Now as I mentioned, the water is cold. But as long as you’ve got a wetsuit on, it’s not bad at all, except for that first trickle that makes its way into your suit at the top of the zipper and creeps down your back. Once that’s over, you’re off to the races.
Face down and snorkel up, I started to swim in the whale’s direction.
I’ve always found it a bit disconcerting to look down into open water with no line or bottom to help gauge a frame of reference. That’s obviously not an issue in tropical waters when you have 100 feet of visibility before you. However, anyone who’s given themselves over to the North Atlantic knows all too well that’s not what we’re dealing with here. You have no idea how deep the water is, what might be below or any sense of what’s what other than an endless wall of blue-green.
Just how much ocean do some people need?
All the same, floating on the surface is a quiet and calm place to be.
That is when your fellow snorkelers aren’t swimming into you and pawing across your back. Just how much ocean do some people need?
We soon realized this whale wanted nothing to do with us and had dove, so we headed back to the bateau.
Dear readers, I’m not going to lie, getting back in the boat is hands down the hardest part of this adventure. You’ll be tired from kicking and swimming against the swells, so pulling yourself up over the side of a zodiac, which isn’t easy at the best of times, becomes even more of a challenge.
Let’s just say, it ain’t pretty.
But thanks to my smart ass dad, who asked our guide (thanks, Matt!) to snap a pic of me trying to get back in, we have this little gem.
And this one.
No kids, that’s not a beached humpback on the boat.
Just a stellar example of a graceful exit.
That spectacle behind us, we soon caught a glimpse of the distinct back of another humpie cutting through the surface of the water. Unlike me, they are the picture of grace, glistening as they go.
Once the captain said the word, we plunged back into the water.
Over the side again
As one of the first in, I was out ahead, swimming in the whale’s direction. At first I saw nothing beyond the blanket of blue. But as I swam on, I noticed the water’s hue start to lighten and turn turquoise in front of me. A moment later, the end of the whale’s white pectoral fin came into view. I couldn’t believe it. There she was. It took a moment to register what I was seeing and I was in utter awe to be floating next to this incredible creature. I started talking to her through my snorkel.
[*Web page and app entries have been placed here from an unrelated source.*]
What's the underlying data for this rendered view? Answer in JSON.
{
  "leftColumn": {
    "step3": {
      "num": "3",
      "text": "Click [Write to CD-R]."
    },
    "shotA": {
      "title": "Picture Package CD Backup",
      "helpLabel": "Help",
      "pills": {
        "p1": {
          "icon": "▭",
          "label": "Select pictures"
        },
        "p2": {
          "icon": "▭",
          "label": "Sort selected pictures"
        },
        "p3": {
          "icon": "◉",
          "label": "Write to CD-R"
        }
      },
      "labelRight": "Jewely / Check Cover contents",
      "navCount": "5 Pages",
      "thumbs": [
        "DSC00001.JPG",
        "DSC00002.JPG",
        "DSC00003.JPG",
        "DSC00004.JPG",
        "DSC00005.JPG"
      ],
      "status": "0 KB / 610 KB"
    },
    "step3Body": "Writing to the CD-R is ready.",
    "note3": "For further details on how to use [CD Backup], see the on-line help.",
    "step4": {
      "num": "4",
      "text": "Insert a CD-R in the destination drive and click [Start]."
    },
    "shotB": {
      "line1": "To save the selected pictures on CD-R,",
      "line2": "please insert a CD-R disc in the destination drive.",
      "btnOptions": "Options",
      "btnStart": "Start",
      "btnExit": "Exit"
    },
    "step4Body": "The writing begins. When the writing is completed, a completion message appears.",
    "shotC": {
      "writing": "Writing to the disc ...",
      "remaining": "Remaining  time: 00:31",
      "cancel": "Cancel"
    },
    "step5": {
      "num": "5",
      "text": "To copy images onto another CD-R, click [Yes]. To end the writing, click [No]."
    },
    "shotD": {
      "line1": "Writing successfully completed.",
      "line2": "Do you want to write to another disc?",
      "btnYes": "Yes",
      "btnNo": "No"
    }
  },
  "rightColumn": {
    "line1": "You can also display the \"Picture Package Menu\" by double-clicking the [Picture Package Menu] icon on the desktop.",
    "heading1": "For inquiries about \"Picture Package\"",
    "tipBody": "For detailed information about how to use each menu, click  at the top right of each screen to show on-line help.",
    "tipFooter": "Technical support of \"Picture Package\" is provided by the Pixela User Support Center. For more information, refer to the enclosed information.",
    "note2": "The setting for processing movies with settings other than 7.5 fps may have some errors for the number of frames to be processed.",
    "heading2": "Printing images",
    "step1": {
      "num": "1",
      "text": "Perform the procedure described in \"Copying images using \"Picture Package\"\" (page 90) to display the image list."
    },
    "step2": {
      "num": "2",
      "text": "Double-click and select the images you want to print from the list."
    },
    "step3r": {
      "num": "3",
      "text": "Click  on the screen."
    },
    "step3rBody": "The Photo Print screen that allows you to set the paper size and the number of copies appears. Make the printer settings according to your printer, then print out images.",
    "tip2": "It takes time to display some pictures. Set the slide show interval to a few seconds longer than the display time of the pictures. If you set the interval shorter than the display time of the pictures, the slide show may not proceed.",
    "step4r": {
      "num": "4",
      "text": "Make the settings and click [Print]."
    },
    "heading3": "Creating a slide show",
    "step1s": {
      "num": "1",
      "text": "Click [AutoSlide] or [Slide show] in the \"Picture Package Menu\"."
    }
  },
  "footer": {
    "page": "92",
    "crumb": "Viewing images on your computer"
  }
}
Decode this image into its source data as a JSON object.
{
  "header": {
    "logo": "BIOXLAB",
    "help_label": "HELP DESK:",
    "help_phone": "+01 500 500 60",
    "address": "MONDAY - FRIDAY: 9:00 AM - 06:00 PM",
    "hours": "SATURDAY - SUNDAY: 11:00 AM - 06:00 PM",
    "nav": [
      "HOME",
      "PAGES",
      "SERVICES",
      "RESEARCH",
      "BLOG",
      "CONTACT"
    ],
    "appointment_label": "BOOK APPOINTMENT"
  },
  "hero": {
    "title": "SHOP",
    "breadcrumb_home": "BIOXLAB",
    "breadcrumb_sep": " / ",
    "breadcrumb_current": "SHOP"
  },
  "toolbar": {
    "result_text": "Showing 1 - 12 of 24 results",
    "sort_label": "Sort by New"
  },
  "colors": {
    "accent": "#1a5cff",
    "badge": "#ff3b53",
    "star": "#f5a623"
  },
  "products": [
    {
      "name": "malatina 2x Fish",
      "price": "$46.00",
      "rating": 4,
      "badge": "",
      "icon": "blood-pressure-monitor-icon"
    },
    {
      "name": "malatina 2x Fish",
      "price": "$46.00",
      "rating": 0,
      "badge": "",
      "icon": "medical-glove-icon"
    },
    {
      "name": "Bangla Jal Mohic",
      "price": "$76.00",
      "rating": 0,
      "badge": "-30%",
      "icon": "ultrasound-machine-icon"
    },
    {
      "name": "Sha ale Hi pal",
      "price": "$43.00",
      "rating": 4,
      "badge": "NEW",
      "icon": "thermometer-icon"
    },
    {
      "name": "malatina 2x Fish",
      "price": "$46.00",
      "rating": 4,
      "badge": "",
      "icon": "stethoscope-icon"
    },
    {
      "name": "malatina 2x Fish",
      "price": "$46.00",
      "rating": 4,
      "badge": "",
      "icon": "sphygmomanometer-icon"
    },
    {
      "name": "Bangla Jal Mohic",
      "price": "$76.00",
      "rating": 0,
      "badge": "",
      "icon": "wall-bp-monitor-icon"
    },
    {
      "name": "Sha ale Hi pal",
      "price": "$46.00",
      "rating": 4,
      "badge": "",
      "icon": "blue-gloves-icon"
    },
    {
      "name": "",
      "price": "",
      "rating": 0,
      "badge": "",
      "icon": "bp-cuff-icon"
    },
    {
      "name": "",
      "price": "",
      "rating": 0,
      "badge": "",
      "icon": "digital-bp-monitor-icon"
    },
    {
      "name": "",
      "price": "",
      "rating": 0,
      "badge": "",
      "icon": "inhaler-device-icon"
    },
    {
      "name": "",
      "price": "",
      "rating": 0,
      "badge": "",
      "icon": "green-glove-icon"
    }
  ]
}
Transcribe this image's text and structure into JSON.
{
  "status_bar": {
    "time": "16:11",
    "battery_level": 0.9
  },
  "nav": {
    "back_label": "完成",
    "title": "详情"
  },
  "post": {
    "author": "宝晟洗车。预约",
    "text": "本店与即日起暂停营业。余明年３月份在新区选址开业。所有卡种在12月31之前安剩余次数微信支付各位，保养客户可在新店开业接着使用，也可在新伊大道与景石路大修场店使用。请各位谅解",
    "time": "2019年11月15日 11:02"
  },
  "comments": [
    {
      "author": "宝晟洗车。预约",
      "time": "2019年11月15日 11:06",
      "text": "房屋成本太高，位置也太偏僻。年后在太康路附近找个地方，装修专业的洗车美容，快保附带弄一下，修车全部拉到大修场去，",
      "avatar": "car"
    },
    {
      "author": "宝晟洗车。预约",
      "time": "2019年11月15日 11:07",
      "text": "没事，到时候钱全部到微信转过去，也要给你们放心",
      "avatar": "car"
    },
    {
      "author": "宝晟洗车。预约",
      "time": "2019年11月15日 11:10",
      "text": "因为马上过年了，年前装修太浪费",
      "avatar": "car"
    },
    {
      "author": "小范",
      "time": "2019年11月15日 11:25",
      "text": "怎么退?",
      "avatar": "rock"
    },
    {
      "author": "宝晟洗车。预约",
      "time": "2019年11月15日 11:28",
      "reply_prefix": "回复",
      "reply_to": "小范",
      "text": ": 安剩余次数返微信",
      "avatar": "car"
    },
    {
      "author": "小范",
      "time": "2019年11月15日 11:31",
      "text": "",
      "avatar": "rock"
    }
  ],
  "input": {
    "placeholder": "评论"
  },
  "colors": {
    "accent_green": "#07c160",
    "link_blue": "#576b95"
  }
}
I couldn’t help but tell her how beautiful she was.
She was facing away from me and appeared to be about to swim away, so I gave my fins a few flutters to move in her direction. A second later, she all but turned on a dime and soon we were facing each other. Hovering about 8 ft. in front of me, and about the same distance down (it’s hard to gauge) — she didn’t stir. Nor did I. There was no one else around. I couldn’t believe I had this whale all to myself.
Without a movement on her part, she started to rise up slowly towards the surface. For a moment I thought I was about to have a humpback head under my belly, and I considered trying to move myself back out of her way. But having seen her agility and knowing how self-aware humpbacks are, I stayed put. This gentle giant was only going to get as close as she wanted to.
Stillest of moments
As effortlessly as she rose, she turned, the movement majestic. Her head now to my left and her body perpendicular to mine, I could see every inch of her peaceful presence — the bumpy tubercles on her head, each long groove running along her throat, her wing-like fins, her small dorsal and the many notches on her fluke. It is a picture that will forever be frozen in my mind.
We stayed there for some time with curious eyes, until one slow, effortless stroke of her tail took her back into the blue. Without a sound, it wrapped around her; it was as if she’d never been there.
It was the most serene and surreal moment of my life. I’ve heard others say that once you look into the eyes of a whale, you’re forever changed.
I can’t imagine how you’d come away from it any other way.